[Assigned task] Find every line in the records below that holds the word "Company" and copy it.

####

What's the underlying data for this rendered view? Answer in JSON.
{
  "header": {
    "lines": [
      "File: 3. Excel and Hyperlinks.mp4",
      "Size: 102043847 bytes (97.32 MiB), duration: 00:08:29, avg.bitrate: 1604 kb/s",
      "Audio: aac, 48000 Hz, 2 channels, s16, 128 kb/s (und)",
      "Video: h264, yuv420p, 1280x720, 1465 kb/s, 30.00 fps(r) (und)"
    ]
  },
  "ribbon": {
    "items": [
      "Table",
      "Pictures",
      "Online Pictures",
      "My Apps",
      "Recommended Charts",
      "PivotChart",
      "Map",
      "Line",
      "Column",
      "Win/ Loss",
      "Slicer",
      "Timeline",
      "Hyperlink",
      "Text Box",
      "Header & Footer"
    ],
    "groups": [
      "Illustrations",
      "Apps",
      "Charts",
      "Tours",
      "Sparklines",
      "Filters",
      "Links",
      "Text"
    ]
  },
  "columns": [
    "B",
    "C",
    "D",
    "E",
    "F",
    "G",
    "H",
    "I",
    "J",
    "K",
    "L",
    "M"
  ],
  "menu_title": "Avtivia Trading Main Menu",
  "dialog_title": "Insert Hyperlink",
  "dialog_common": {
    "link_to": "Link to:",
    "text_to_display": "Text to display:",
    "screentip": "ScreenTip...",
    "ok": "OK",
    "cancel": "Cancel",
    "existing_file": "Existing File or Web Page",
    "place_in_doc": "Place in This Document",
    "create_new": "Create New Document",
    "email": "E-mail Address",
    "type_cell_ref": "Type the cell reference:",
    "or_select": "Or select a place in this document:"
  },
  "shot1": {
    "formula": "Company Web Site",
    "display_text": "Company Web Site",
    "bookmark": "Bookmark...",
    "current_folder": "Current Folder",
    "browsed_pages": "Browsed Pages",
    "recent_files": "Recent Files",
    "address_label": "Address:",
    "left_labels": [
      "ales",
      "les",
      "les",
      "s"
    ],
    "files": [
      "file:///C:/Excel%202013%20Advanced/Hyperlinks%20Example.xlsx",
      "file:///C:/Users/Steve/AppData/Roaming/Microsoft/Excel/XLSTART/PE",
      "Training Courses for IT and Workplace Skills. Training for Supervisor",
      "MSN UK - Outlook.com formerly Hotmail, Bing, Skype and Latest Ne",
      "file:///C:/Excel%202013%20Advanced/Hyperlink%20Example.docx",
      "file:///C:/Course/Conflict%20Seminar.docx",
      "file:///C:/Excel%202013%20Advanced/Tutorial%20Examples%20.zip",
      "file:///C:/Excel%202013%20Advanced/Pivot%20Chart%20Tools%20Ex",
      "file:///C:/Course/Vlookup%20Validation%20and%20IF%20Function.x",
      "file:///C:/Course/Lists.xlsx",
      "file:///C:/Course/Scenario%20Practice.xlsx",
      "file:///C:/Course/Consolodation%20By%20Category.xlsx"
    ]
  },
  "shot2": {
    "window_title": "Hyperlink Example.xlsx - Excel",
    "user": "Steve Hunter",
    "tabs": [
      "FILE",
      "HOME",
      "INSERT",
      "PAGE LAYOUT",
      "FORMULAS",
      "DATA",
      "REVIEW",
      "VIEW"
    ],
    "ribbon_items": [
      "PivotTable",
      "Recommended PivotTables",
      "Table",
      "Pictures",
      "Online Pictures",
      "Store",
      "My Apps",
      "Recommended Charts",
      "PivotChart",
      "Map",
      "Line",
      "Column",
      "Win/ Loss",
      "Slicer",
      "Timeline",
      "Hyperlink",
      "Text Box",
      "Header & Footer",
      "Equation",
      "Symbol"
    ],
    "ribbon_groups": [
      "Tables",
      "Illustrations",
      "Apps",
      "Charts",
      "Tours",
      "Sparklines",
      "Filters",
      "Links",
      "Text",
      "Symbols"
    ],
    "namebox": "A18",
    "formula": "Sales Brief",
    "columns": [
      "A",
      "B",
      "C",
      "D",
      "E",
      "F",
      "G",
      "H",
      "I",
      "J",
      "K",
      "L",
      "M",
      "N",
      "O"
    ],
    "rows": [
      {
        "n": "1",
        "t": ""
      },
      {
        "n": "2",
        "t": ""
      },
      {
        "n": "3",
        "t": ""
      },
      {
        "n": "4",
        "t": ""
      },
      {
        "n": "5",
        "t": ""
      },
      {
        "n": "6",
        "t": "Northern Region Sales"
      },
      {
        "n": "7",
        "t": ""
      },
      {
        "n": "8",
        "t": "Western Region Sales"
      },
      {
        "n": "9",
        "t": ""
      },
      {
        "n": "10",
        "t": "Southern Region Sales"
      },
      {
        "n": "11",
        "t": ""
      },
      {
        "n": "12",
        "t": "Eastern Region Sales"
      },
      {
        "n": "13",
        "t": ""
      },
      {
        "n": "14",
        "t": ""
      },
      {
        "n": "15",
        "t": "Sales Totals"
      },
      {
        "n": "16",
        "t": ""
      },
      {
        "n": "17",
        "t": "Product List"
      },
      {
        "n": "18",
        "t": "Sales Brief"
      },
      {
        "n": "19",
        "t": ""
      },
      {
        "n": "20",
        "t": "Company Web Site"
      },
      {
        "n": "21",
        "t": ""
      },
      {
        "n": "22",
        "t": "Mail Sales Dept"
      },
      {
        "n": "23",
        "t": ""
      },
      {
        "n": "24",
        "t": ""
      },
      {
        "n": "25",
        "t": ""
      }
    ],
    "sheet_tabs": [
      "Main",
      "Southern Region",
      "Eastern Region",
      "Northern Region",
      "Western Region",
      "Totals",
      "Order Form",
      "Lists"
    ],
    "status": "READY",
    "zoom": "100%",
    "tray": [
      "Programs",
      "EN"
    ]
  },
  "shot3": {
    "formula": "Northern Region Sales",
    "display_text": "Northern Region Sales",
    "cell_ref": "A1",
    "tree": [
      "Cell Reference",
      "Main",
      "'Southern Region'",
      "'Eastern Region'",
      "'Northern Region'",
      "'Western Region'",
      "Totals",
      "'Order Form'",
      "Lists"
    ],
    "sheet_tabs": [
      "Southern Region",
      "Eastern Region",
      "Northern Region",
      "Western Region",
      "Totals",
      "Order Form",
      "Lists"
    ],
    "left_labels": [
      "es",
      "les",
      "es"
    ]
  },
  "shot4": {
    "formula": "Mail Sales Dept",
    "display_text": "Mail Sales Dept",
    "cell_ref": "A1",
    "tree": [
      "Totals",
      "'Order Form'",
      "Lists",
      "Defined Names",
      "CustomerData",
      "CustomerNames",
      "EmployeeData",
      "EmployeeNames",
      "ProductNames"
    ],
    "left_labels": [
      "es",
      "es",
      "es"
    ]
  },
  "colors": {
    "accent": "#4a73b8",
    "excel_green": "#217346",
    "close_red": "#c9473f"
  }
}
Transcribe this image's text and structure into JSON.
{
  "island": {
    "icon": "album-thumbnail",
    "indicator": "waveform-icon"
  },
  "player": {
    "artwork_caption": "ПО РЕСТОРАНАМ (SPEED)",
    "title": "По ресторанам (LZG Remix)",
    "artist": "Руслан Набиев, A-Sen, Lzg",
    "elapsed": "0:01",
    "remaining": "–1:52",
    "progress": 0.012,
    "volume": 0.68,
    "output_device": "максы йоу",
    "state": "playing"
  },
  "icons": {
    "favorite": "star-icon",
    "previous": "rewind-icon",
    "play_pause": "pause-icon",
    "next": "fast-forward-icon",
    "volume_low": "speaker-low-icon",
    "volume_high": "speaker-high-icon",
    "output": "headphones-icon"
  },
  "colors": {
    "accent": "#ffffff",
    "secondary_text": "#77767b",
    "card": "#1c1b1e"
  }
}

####

[Exercise output]
    "formula": "Company Web Site",
    "display_text": "Company Web Site",
        "t": "Company Web Site"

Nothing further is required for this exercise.